Collagen- and connective tissue-making cells in lungs affected by IPF begin to look and act more like muscle cells, he continued. These cells, called fibroblasts, in essence become supercharged, secreting more connective tissue proteins and fibers than normal and becoming more resistant to killing, in a way similar to cancer cells.
"Looking at the genes as if they are molecules in a computer program, you can see where in IPF, the program is distinct and very different from normal," said Dr. Kaminski. "With this new direction of research, we will be trying to reverse the process."
The warm autopsy program also has a bonus of strengthening connections between patients, their family members and the health professionals who care for them, said Ms. Lindell. "This program is one example of how a patient can make a difference and initiate something that will help others.
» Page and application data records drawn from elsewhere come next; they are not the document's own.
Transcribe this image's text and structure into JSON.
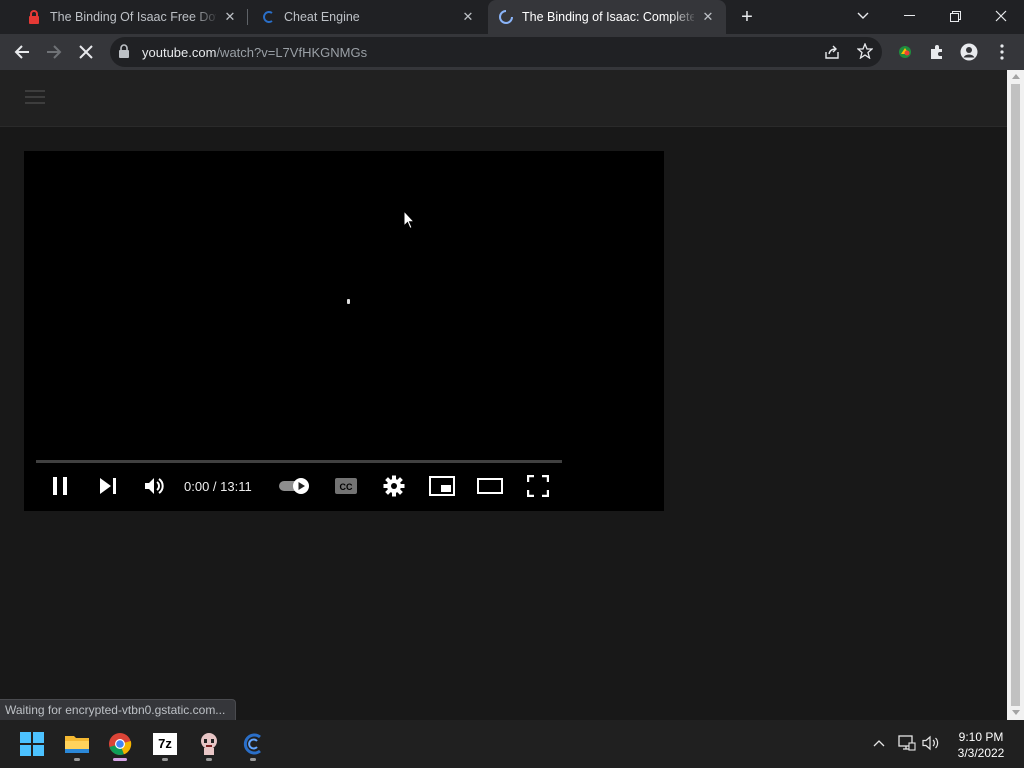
{
  "tabs": [
    {
      "title": "The Binding Of Isaac Free Downl",
      "favicon": "red-lock-icon",
      "active": false
    },
    {
      "title": "Cheat Engine",
      "favicon": "cheat-engine-icon",
      "active": false
    },
    {
      "title": "The Binding of Isaac: Complete G",
      "favicon": "loading-spinner-icon",
      "active": true
    }
  ],
  "address_bar": {
    "domain": "youtube.com",
    "path": "/watch?v=L7VfHKGNMGs"
  },
  "player": {
    "time_display": "0:00 / 13:11",
    "autoplay": "on"
  },
  "status_text": "Waiting for encrypted-vtbn0.gstatic.com...",
  "taskbar": {
    "apps": [
      "start-icon",
      "file-explorer-icon",
      "chrome-icon",
      "7zip-icon",
      "isaac-game-icon",
      "cheat-engine-icon"
    ],
    "sevenzip_label": "7z",
    "time": "9:10 PM",
    "date": "3/3/2022"
  },
  "colors": {
    "tab_strip": "#202124",
    "toolbar": "#35363a",
    "page_bg": "#181818",
    "player_bg": "#000000"
  }
}
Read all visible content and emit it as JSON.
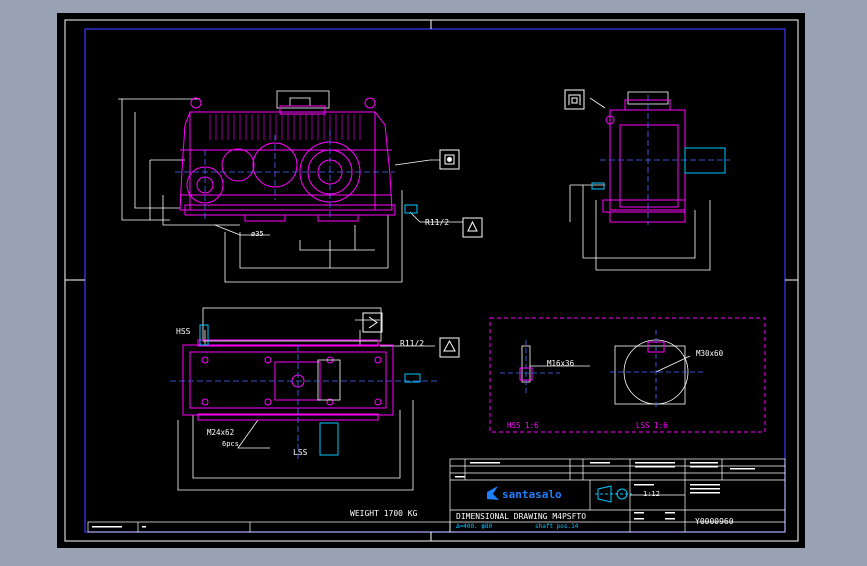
{
  "colors": {
    "background": "#98a2b2",
    "sheet": "#000000",
    "frame_white": "#ffffff",
    "border_blue": "#3a3aff",
    "part_magenta": "#ff00ff",
    "axis_blue": "#4a6cff",
    "cyan": "#00c8ff",
    "brand_blue": "#1e7fff"
  },
  "labels": {
    "diameter": "ø35",
    "drain_plug_top": "R11/2",
    "drain_plug_bottom": "R11/2",
    "hss": "HSS",
    "lss": "LSS",
    "thread": "M24x62",
    "qty": "6pcs",
    "weight": "WEIGHT 1700 KG",
    "m16": "M16x36",
    "m30": "M30x60",
    "detail_hss": "HSS 1:6",
    "detail_lss": "LSS 1:6"
  },
  "title_block": {
    "logo_text": "santasalo",
    "drawing_title": "DIMENSIONAL DRAWING M4PSFTO",
    "sub_left": "Δ=400.  ϕ80",
    "sub_right": "shaft pos.14",
    "scale": "1:12",
    "drawing_no": "Y0000960"
  },
  "icons": {
    "oil_fill": "oil-filler-icon",
    "oil_drain": "oil-drain-icon",
    "breather": "breather-icon",
    "lifting": "lifting-eye-icon"
  }
}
It conveys a message that the team respects patients' wishes and allows them to contribute, even in their last days."